Going beyond the refinery gate

As crude-oil refining is a mature and commoditized business, running refineries as efficiently as possible is a routine task for downstream executives. Although a lot is yet to be achieved on this front through condition-based predictive maintenance strategies, more ambitious deployment could target expanded visibility into the complete hydrocarbon supply chain to enhance core refining economics and target new-age digital consumers.

This, in particular, makes sense for U.S. refiners, which are fast changing their crude sourcing from mostly buying heavy crude under long-term contracts to buying a greater range of light and heavy blends in the spot market. By installing more sensors on refining equipment, to gather data on the impact of processing various crude, and integrating this data with variations in oil delivery times, dock availability, and so on the refiner could evaluate multiple what-if scenarios, making its crude sourcing more dynamic and competitive.

Integrating data doesn’t stop at inbound logistics—there’s the outbound logistics of distribution to consider as well. The proliferation of personal technologies has led to the emergence of connected consumers who are demanding a connected fueling experience from retailers. Forward-thinking retailers will correlate consumer profiles with fuel purchases and in-store purchases, mashing up existing petro-cards data with that collected by cloud-enabled emerging telematics solutions, and combining it with data from social-media networks to facilitate behavioral marketing and predictive analytics.

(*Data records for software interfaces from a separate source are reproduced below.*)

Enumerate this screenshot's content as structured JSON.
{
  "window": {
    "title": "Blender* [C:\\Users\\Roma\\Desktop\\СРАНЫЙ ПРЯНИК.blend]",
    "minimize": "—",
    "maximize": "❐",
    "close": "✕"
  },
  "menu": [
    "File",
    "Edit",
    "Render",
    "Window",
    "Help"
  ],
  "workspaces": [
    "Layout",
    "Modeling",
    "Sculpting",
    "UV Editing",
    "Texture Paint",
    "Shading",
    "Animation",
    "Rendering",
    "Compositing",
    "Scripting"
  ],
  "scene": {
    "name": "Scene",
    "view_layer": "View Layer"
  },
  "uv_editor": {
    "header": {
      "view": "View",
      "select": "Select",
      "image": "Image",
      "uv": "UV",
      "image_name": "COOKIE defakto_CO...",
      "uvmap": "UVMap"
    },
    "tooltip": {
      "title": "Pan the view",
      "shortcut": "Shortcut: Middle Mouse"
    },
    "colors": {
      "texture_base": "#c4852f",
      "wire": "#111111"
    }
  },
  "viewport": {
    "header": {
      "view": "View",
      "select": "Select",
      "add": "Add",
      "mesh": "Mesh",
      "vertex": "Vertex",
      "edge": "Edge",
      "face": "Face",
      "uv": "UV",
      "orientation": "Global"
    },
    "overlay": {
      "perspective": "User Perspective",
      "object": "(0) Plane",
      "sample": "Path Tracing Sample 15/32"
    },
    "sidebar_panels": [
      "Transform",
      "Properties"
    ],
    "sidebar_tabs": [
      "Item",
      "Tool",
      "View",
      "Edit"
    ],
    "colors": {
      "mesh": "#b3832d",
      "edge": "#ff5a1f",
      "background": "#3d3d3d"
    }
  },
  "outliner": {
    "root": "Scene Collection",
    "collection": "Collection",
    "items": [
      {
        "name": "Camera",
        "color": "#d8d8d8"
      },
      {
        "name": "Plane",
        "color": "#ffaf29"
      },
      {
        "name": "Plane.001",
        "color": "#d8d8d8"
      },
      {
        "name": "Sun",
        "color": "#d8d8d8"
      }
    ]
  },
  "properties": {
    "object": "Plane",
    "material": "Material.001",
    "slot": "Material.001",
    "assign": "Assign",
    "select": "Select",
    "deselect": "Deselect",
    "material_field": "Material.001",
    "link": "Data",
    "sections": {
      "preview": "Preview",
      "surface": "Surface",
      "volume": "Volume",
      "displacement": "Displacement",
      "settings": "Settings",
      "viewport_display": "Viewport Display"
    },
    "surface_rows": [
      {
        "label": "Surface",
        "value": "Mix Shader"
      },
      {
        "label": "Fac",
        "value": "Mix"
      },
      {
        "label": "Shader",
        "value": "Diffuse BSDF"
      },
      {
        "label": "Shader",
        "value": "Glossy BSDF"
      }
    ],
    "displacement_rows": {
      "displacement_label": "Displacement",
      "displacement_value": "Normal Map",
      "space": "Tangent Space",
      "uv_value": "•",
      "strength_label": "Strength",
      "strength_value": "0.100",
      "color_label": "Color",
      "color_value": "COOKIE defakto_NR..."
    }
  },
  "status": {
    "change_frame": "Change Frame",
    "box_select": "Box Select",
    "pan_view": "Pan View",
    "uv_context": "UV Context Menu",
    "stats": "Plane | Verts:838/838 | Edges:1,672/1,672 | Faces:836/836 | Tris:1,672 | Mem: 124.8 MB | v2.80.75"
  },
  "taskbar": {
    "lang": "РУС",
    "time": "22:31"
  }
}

The way forward

Investing in IoT applications is just one aspect. Companies without short-term milestones and a long-term IoT vision risk getting caught in endless choices and duplicating efforts.

Short-term milestones:

• Ensure that IoT is creating the necessary momentum and learning across businesses and employees

• Ascertain future costs and complexities associated with retrofitting and interoperability of applications

• Assess security shortcomings in light of new developments

Long-term vision:

• Take the intelligence from the fuel to the “molecule” level

• Extend IoT’s reach from cost optimization to capital efficiency and mega-project management

• Embrace business models that enable new information value chains and promote information convergence across the enterprise

Read Also

Transformation to Fit an Agile Future

Maria Luisa Inofre, CHRO at AboitizPower Human Resources

Gender and Racial Diversity in Australia's Senior Technology Leadership

Subha Chari, Head of Digital Product Delivery, LendLease

Impact of Digital Transformation in Retail Space

Robert Sjostrom, President Global Operational Services, Essity

Challenges Over The Past 18 Months

Marc Ashworth, Chief Information Security Officer, First Bank

Information Technology Thought Leadership And The Challenges

Christopher Nichols, Director IT/OT Resiliency & Support, Stanley Black & Decker

Security Architecture In Theory And In Practice: Why Security Should...

Marco Morana, Head of Security Architecture, JPMorgan Chase & Co